• **WHAT IS BEING ASKED**
Please retype the records below exactly, omitting any images.

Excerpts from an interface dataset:
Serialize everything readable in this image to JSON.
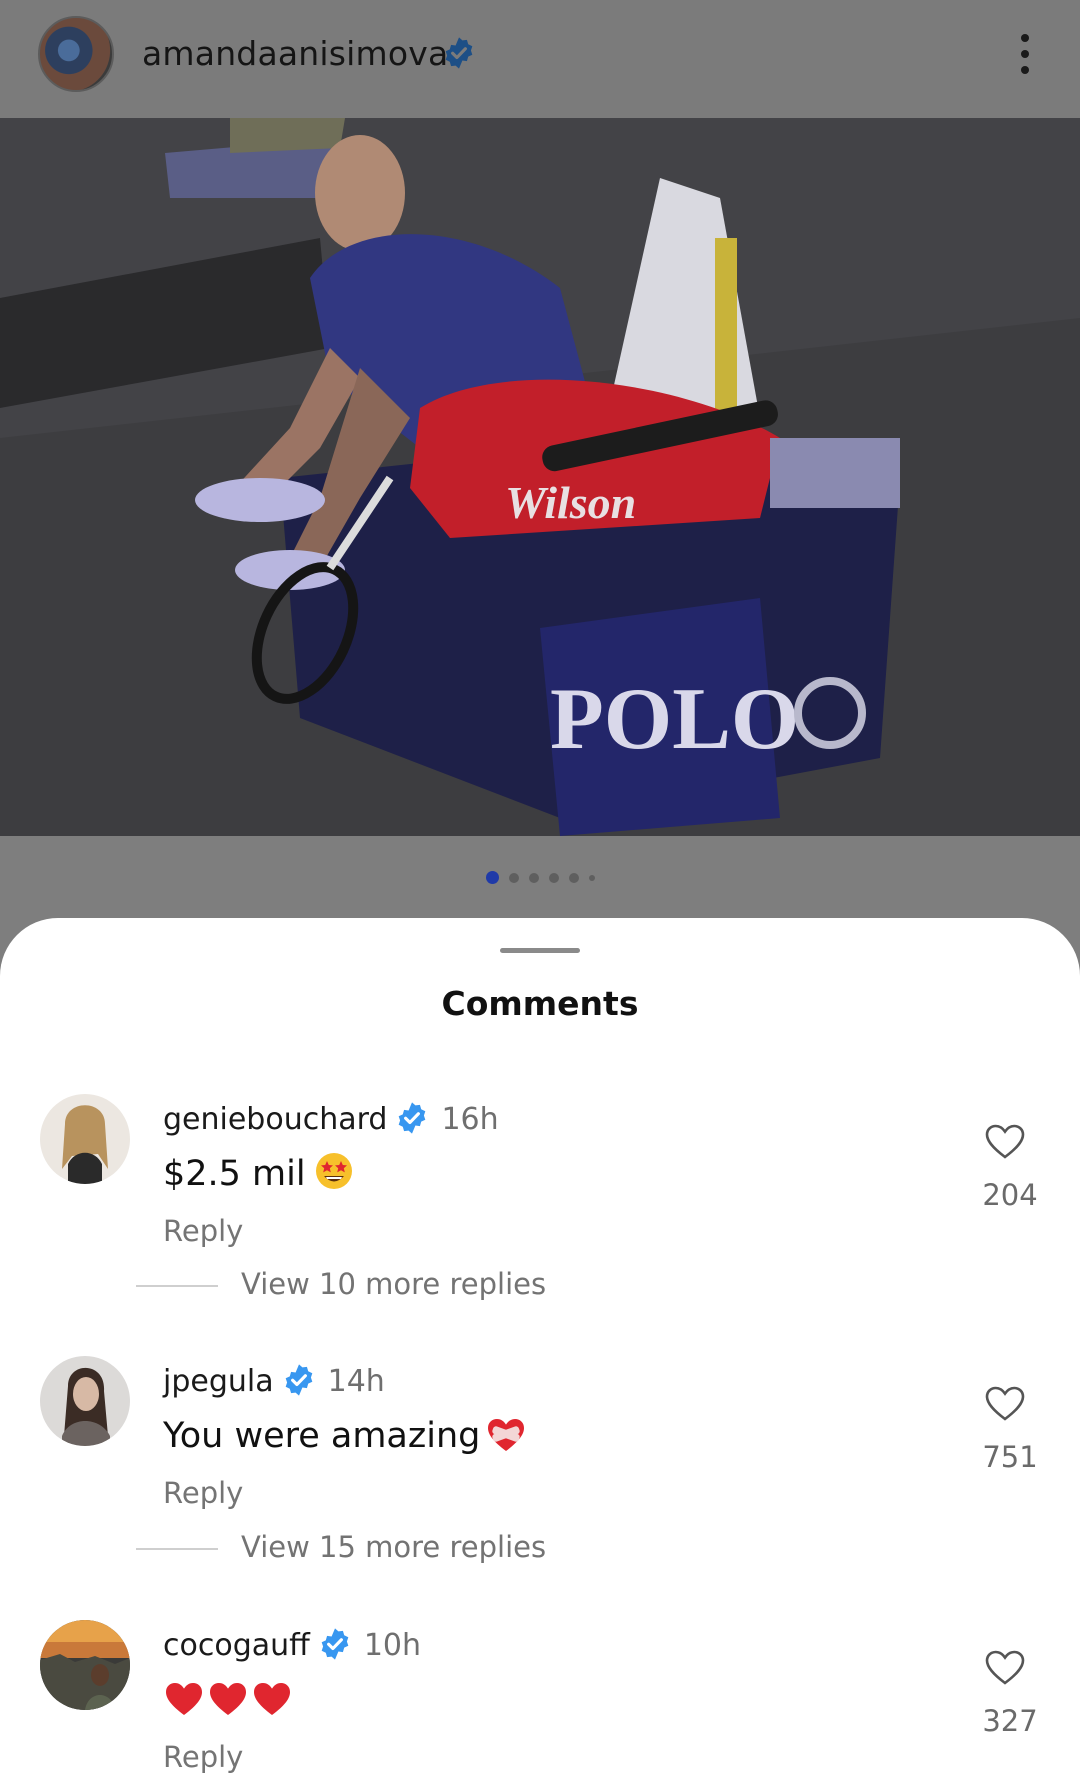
{
  "post": {
    "username": "amandaanisimova",
    "photo_texts": {
      "bag_brand": "Wilson",
      "cooler_brand": "POLO"
    },
    "carousel": {
      "count": 6,
      "active_index": 0
    }
  },
  "sheet": {
    "title": "Comments"
  },
  "comments": [
    {
      "username": "geniebouchard",
      "verified": true,
      "time": "16h",
      "text": "$2.5 mil",
      "emoji": "star-struck-emoji",
      "reply_label": "Reply",
      "likes": "204",
      "view_more": "View 10 more replies"
    },
    {
      "username": "jpegula",
      "verified": true,
      "time": "14h",
      "text": "You were amazing",
      "emoji": "mending-heart-emoji",
      "reply_label": "Reply",
      "likes": "751",
      "view_more": "View 15 more replies"
    },
    {
      "username": "cocogauff",
      "verified": true,
      "time": "10h",
      "text": "",
      "emoji": "red-heart-emoji x3",
      "reply_label": "Reply",
      "likes": "327"
    }
  ],
  "colors": {
    "verified_blue": "#3897f0",
    "overlay_gray": "#7e7e7e",
    "active_dot": "#1f3aa8",
    "heart_red": "#e0262f"
  }
}
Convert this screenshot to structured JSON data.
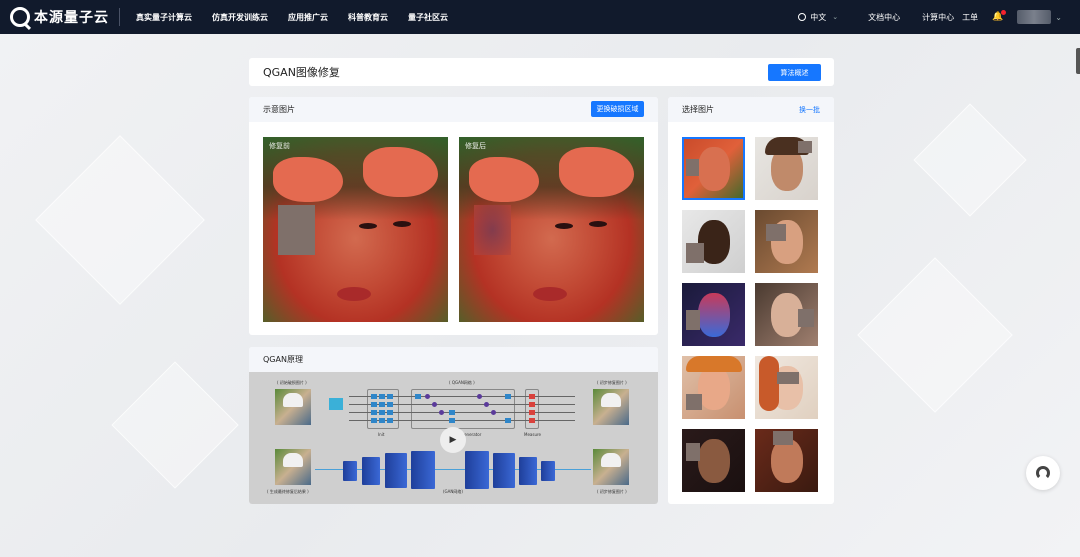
{
  "nav": {
    "brand": "本源量子云",
    "links": [
      "真实量子计算云",
      "仿真开发训练云",
      "应用推广云",
      "科普教育云",
      "量子社区云"
    ],
    "language": "中文",
    "doc_center": "文档中心",
    "compute_center": "计算中心",
    "tickets": "工单",
    "icons": {
      "language": "globe-icon",
      "bell": "bell-icon",
      "chevron": "chevron-down-icon"
    }
  },
  "header": {
    "title": "QGAN图像修复",
    "algo_button": "算法概述"
  },
  "demo": {
    "title": "示意图片",
    "replace_button": "更换破损区域",
    "before_label": "修复前",
    "after_label": "修复后"
  },
  "principle": {
    "title": "QGAN原理",
    "captions": {
      "input": "( 初始破损图片 )",
      "qgan_net": "( QGAN网络 )",
      "initial_repair_top": "( 初步修复图片 )",
      "init": "Init",
      "generator": "Generator",
      "measure": "Measure",
      "final": "( 生成最终修复后结果 )",
      "gan_net": "(GAN网络)",
      "initial_repair_bottom": "( 初步修复图片 )"
    }
  },
  "choose": {
    "title": "选择图片",
    "swap_link": "换一批",
    "selected_index": 0
  },
  "colors": {
    "nav_bg": "#111a2c",
    "accent": "#1677ff",
    "mask": "#7f706a"
  }
}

• **FINISHED EXERCISE**
Serialize everything readable in this image to JSON.
{
  "post": {
    "username": "amandaanisimova",
    "photo_texts": {
      "bag_brand": "Wilson",
      "cooler_brand": "POLO"
    },
    "carousel": {
      "count": 6,
      "active_index": 0
    }
  },
  "sheet": {
    "title": "Comments"
  },
  "comments": [
    {
      "username": "geniebouchard",
      "verified": true,
      "time": "16h",
      "text": "$2.5 mil",
      "emoji": "star-struck-emoji",
      "reply_label": "Reply",
      "likes": "204",
      "view_more": "View 10 more replies"
    },
    {
      "username": "jpegula",
      "verified": true,
      "time": "14h",
      "text": "You were amazing",
      "emoji": "mending-heart-emoji",
      "reply_label": "Reply",
      "likes": "751",
      "view_more": "View 15 more replies"
    },
    {
      "username": "cocogauff",
      "verified": true,
      "time": "10h",
      "text": "",
      "emoji": "red-heart-emoji x3",
      "reply_label": "Reply",
      "likes": "327"
    }
  ],
  "colors": {
    "verified_blue": "#3897f0",
    "overlay_gray": "#7e7e7e",
    "active_dot": "#1f3aa8",
    "heart_red": "#e0262f"
  }
}
Convert this screenshot to structured JSON data.
{
  "nav": {
    "brand": "本源量子云",
    "links": [
      "真实量子计算云",
      "仿真开发训练云",
      "应用推广云",
      "科普教育云",
      "量子社区云"
    ],
    "language": "中文",
    "doc_center": "文档中心",
    "compute_center": "计算中心",
    "tickets": "工单",
    "icons": {
      "language": "globe-icon",
      "bell": "bell-icon",
      "chevron": "chevron-down-icon"
    }
  },
  "header": {
    "title": "QGAN图像修复",
    "algo_button": "算法概述"
  },
  "demo": {
    "title": "示意图片",
    "replace_button": "更换破损区域",
    "before_label": "修复前",
    "after_label": "修复后"
  },
  "principle": {
    "title": "QGAN原理",
    "captions": {
      "input": "( 初始破损图片 )",
      "qgan_net": "( QGAN网络 )",
      "initial_repair_top": "( 初步修复图片 )",
      "init": "Init",
      "generator": "Generator",
      "measure": "Measure",
      "final": "( 生成最终修复后结果 )",
      "gan_net": "(GAN网络)",
      "initial_repair_bottom": "( 初步修复图片 )"
    }
  },
  "choose": {
    "title": "选择图片",
    "swap_link": "换一批",
    "selected_index": 0
  },
  "colors": {
    "nav_bg": "#111a2c",
    "accent": "#1677ff",
    "mask": "#7f706a"
  }
}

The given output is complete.